**EXERCISE PROMPT:** Using the records below, give the number of lines where the word "favicon" appears, with no further output.

**ENTRIES SHOWN:**
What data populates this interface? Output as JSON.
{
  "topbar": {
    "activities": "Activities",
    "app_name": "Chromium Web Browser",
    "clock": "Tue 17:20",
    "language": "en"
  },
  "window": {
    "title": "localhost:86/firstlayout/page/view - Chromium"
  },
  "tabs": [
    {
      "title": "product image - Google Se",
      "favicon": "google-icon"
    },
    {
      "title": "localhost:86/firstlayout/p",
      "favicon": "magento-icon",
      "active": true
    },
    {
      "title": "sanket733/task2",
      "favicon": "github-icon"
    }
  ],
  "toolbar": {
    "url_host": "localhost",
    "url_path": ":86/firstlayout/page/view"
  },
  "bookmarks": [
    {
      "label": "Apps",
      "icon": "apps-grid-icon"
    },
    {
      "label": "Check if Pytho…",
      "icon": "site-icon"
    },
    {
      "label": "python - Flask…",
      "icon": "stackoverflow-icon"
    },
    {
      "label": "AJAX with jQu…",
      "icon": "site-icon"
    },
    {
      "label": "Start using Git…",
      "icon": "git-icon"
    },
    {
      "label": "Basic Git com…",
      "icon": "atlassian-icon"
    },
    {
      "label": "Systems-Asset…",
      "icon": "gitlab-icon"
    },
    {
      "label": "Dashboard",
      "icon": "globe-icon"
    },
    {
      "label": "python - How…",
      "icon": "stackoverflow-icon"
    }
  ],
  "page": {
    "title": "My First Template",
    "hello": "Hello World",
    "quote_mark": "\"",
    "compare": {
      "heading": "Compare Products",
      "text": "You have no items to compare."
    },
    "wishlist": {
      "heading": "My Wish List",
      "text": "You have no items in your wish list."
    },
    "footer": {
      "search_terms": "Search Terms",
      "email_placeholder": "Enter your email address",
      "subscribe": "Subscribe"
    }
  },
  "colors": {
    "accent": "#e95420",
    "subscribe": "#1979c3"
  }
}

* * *

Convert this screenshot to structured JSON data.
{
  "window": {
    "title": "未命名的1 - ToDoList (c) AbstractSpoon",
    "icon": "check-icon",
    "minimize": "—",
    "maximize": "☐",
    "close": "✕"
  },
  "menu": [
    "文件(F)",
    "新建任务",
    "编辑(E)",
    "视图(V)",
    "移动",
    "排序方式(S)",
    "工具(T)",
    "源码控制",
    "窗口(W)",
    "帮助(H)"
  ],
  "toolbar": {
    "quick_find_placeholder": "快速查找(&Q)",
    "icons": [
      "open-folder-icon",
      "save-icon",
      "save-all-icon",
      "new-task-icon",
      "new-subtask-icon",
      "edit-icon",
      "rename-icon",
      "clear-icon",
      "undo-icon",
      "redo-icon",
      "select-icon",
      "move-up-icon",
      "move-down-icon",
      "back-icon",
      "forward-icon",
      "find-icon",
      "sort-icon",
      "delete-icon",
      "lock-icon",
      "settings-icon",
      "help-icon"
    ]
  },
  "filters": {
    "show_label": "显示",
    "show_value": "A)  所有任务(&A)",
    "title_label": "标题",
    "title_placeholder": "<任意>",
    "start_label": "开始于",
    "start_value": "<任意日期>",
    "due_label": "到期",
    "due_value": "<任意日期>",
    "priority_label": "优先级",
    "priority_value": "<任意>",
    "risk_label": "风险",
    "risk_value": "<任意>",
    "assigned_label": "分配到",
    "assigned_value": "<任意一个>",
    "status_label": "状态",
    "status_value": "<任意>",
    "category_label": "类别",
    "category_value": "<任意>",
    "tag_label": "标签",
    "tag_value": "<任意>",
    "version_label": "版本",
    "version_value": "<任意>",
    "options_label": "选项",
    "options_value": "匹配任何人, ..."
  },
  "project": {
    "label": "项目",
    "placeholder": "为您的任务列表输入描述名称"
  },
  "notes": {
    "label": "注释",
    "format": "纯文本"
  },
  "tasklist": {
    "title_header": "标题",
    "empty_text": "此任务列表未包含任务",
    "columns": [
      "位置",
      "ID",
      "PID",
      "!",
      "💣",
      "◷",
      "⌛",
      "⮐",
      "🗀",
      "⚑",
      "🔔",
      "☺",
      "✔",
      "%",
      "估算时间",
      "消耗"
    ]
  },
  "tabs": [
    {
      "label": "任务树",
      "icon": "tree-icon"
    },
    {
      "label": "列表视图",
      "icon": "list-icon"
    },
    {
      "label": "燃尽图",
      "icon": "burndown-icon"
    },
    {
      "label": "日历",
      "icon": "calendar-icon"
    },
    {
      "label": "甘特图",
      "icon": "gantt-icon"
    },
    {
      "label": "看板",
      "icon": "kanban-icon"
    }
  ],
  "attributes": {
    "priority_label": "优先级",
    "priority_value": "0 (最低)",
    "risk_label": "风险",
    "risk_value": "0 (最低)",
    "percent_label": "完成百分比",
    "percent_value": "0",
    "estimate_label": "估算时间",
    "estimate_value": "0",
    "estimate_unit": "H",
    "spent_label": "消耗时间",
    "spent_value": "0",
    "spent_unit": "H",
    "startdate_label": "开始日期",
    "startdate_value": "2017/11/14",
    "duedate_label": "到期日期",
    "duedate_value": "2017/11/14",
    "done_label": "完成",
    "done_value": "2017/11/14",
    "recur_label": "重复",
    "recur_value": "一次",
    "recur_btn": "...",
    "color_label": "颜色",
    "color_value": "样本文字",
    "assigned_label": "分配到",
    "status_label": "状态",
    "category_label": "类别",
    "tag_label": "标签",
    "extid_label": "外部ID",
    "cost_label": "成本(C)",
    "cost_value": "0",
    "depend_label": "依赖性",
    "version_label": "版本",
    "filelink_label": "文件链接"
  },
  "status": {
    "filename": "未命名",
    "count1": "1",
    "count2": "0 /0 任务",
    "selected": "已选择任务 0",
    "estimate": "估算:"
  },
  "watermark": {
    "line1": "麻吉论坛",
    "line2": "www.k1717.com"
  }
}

**RESULT OF THIS EXERCISE:** 3